Start of Block

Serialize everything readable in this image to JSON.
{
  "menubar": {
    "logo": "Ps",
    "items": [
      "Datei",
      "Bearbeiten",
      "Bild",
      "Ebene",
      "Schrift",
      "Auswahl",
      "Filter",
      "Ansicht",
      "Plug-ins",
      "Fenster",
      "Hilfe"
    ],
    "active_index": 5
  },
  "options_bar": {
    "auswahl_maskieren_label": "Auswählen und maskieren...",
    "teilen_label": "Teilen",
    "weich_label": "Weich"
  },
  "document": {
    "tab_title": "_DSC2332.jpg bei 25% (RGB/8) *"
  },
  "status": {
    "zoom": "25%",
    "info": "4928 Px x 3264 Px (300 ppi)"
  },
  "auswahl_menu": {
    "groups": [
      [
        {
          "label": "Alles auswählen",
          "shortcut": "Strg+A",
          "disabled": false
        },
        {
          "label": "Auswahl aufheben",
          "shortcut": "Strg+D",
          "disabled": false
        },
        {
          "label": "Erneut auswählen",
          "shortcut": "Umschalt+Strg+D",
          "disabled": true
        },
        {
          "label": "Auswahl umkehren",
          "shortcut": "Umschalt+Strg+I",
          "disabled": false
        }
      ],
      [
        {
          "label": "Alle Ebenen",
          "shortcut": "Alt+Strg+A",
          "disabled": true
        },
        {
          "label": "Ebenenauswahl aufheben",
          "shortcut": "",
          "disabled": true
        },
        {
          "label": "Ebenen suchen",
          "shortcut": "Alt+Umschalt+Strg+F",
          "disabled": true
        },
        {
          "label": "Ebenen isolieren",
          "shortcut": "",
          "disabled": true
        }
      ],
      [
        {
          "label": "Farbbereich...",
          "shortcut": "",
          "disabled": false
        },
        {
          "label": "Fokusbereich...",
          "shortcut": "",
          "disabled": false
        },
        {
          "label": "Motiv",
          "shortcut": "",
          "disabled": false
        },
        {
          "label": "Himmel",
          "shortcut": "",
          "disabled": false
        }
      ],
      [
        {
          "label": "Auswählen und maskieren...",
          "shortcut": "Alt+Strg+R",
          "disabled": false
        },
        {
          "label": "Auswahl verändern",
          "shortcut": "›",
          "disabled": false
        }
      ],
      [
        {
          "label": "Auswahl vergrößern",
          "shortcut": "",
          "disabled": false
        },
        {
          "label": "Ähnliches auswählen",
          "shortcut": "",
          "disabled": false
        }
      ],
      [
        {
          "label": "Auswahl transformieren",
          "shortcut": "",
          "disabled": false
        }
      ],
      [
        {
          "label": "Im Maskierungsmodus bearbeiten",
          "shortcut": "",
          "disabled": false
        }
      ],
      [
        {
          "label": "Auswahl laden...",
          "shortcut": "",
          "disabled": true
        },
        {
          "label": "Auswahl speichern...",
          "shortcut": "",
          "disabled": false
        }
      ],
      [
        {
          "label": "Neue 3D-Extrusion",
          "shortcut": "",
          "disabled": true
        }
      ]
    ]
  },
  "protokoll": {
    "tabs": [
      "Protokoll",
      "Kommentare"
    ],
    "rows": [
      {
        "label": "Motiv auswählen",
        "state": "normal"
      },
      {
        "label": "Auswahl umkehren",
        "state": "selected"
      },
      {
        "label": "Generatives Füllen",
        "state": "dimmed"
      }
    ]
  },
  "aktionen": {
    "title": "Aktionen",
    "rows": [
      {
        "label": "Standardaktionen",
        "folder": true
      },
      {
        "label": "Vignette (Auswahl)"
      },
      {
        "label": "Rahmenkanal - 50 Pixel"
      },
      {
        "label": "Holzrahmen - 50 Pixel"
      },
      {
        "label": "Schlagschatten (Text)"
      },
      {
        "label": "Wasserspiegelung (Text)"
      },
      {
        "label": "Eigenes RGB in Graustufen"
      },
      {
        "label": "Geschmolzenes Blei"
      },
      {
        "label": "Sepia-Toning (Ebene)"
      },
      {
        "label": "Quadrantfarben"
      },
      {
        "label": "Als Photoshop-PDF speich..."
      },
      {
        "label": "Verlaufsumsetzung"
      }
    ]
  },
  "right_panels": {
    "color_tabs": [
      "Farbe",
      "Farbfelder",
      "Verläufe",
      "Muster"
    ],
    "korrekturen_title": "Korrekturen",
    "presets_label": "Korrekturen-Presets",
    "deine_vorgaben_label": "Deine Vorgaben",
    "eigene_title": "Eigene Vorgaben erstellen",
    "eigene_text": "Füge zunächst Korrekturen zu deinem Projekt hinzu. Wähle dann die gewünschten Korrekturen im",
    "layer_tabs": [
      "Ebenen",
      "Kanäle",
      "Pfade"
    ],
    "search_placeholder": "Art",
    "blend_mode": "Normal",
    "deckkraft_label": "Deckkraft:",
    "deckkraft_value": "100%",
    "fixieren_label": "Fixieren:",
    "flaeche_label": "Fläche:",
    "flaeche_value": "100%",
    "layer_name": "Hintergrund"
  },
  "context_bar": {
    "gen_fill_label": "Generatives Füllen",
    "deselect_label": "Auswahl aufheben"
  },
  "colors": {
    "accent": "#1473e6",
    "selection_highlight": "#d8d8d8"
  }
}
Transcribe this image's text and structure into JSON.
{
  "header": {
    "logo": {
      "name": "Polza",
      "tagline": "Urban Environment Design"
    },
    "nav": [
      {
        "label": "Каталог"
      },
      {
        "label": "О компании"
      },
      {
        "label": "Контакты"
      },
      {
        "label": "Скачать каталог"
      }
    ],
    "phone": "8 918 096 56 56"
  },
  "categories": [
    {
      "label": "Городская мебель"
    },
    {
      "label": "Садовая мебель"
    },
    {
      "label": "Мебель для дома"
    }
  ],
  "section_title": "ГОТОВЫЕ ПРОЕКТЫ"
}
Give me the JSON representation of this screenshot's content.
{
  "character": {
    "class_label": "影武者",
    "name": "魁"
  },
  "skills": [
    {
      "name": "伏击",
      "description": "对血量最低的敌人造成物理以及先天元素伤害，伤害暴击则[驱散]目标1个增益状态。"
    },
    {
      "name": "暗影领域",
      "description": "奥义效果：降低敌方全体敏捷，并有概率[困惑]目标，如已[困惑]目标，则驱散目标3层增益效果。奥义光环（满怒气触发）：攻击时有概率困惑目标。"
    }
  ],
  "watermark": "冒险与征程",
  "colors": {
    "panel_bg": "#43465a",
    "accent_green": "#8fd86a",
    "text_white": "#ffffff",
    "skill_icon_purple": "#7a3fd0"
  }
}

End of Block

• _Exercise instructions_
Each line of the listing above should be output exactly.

• _Solution below_
Serialize everything readable in this image to JSON.
{
  "menubar": {
    "logo": "Ps",
    "items": [
      "Datei",
      "Bearbeiten",
      "Bild",
      "Ebene",
      "Schrift",
      "Auswahl",
      "Filter",
      "Ansicht",
      "Plug-ins",
      "Fenster",
      "Hilfe"
    ],
    "active_index": 5
  },
  "options_bar": {
    "auswahl_maskieren_label": "Auswählen und maskieren...",
    "teilen_label": "Teilen",
    "weich_label": "Weich"
  },
  "document": {
    "tab_title": "_DSC2332.jpg bei 25% (RGB/8) *"
  },
  "status": {
    "zoom": "25%",
    "info": "4928 Px x 3264 Px (300 ppi)"
  },
  "auswahl_menu": {
    "groups": [
      [
        {
          "label": "Alles auswählen",
          "shortcut": "Strg+A",
          "disabled": false
        },
        {
          "label": "Auswahl aufheben",
          "shortcut": "Strg+D",
          "disabled": false
        },
        {
          "label": "Erneut auswählen",
          "shortcut": "Umschalt+Strg+D",
          "disabled": true
        },
        {
          "label": "Auswahl umkehren",
          "shortcut": "Umschalt+Strg+I",
          "disabled": false
        }
      ],
      [
        {
          "label": "Alle Ebenen",
          "shortcut": "Alt+Strg+A",
          "disabled": true
        },
        {
          "label": "Ebenenauswahl aufheben",
          "shortcut": "",
          "disabled": true
        },
        {
          "label": "Ebenen suchen",
          "shortcut": "Alt+Umschalt+Strg+F",
          "disabled": true
        },
        {
          "label": "Ebenen isolieren",
          "shortcut": "",
          "disabled": true
        }
      ],
      [
        {
          "label": "Farbbereich...",
          "shortcut": "",
          "disabled": false
        },
        {
          "label": "Fokusbereich...",
          "shortcut": "",
          "disabled": false
        },
        {
          "label": "Motiv",
          "shortcut": "",
          "disabled": false
        },
        {
          "label": "Himmel",
          "shortcut": "",
          "disabled": false
        }
      ],
      [
        {
          "label": "Auswählen und maskieren...",
          "shortcut": "Alt+Strg+R",
          "disabled": false
        },
        {
          "label": "Auswahl verändern",
          "shortcut": "›",
          "disabled": false
        }
      ],
      [
        {
          "label": "Auswahl vergrößern",
          "shortcut": "",
          "disabled": false
        },
        {
          "label": "Ähnliches auswählen",
          "shortcut": "",
          "disabled": false
        }
      ],
      [
        {
          "label": "Auswahl transformieren",
          "shortcut": "",
          "disabled": false
        }
      ],
      [
        {
          "label": "Im Maskierungsmodus bearbeiten",
          "shortcut": "",
          "disabled": false
        }
      ],
      [
        {
          "label": "Auswahl laden...",
          "shortcut": "",
          "disabled": true
        },
        {
          "label": "Auswahl speichern...",
          "shortcut": "",
          "disabled": false
        }
      ],
      [
        {
          "label": "Neue 3D-Extrusion",
          "shortcut": "",
          "disabled": true
        }
      ]
    ]
  },
  "protokoll": {
    "tabs": [
      "Protokoll",
      "Kommentare"
    ],
    "rows": [
      {
        "label": "Motiv auswählen",
        "state": "normal"
      },
      {
        "label": "Auswahl umkehren",
        "state": "selected"
      },
      {
        "label": "Generatives Füllen",
        "state": "dimmed"
      }
    ]
  },
  "aktionen": {
    "title": "Aktionen",
    "rows": [
      {
        "label": "Standardaktionen",
        "folder": true
      },
      {
        "label": "Vignette (Auswahl)"
      },
      {
        "label": "Rahmenkanal - 50 Pixel"
      },
      {
        "label": "Holzrahmen - 50 Pixel"
      },
      {
        "label": "Schlagschatten (Text)"
      },
      {
        "label": "Wasserspiegelung (Text)"
      },
      {
        "label": "Eigenes RGB in Graustufen"
      },
      {
        "label": "Geschmolzenes Blei"
      },
      {
        "label": "Sepia-Toning (Ebene)"
      },
      {
        "label": "Quadrantfarben"
      },
      {
        "label": "Als Photoshop-PDF speich..."
      },
      {
        "label": "Verlaufsumsetzung"
      }
    ]
  },
  "right_panels": {
    "color_tabs": [
      "Farbe",
      "Farbfelder",
      "Verläufe",
      "Muster"
    ],
    "korrekturen_title": "Korrekturen",
    "presets_label": "Korrekturen-Presets",
    "deine_vorgaben_label": "Deine Vorgaben",
    "eigene_title": "Eigene Vorgaben erstellen",
    "eigene_text": "Füge zunächst Korrekturen zu deinem Projekt hinzu. Wähle dann die gewünschten Korrekturen im",
    "layer_tabs": [
      "Ebenen",
      "Kanäle",
      "Pfade"
    ],
    "search_placeholder": "Art",
    "blend_mode": "Normal",
    "deckkraft_label": "Deckkraft:",
    "deckkraft_value": "100%",
    "fixieren_label": "Fixieren:",
    "flaeche_label": "Fläche:",
    "flaeche_value": "100%",
    "layer_name": "Hintergrund"
  },
  "context_bar": {
    "gen_fill_label": "Generatives Füllen",
    "deselect_label": "Auswahl aufheben"
  },
  "colors": {
    "accent": "#1473e6",
    "selection_highlight": "#d8d8d8"
  }
}
Transcribe this image's text and structure into JSON.
{
  "header": {
    "logo": {
      "name": "Polza",
      "tagline": "Urban Environment Design"
    },
    "nav": [
      {
        "label": "Каталог"
      },
      {
        "label": "О компании"
      },
      {
        "label": "Контакты"
      },
      {
        "label": "Скачать каталог"
      }
    ],
    "phone": "8 918 096 56 56"
  },
  "categories": [
    {
      "label": "Городская мебель"
    },
    {
      "label": "Садовая мебель"
    },
    {
      "label": "Мебель для дома"
    }
  ],
  "section_title": "ГОТОВЫЕ ПРОЕКТЫ"
}
Give me the JSON representation of this screenshot's content.
{
  "character": {
    "class_label": "影武者",
    "name": "魁"
  },
  "skills": [
    {
      "name": "伏击",
      "description": "对血量最低的敌人造成物理以及先天元素伤害，伤害暴击则[驱散]目标1个增益状态。"
    },
    {
      "name": "暗影领域",
      "description": "奥义效果：降低敌方全体敏捷，并有概率[困惑]目标，如已[困惑]目标，则驱散目标3层增益效果。奥义光环（满怒气触发）：攻击时有概率困惑目标。"
    }
  ],
  "watermark": "冒险与征程",
  "colors": {
    "panel_bg": "#43465a",
    "accent_green": "#8fd86a",
    "text_white": "#ffffff",
    "skill_icon_purple": "#7a3fd0"
  }
}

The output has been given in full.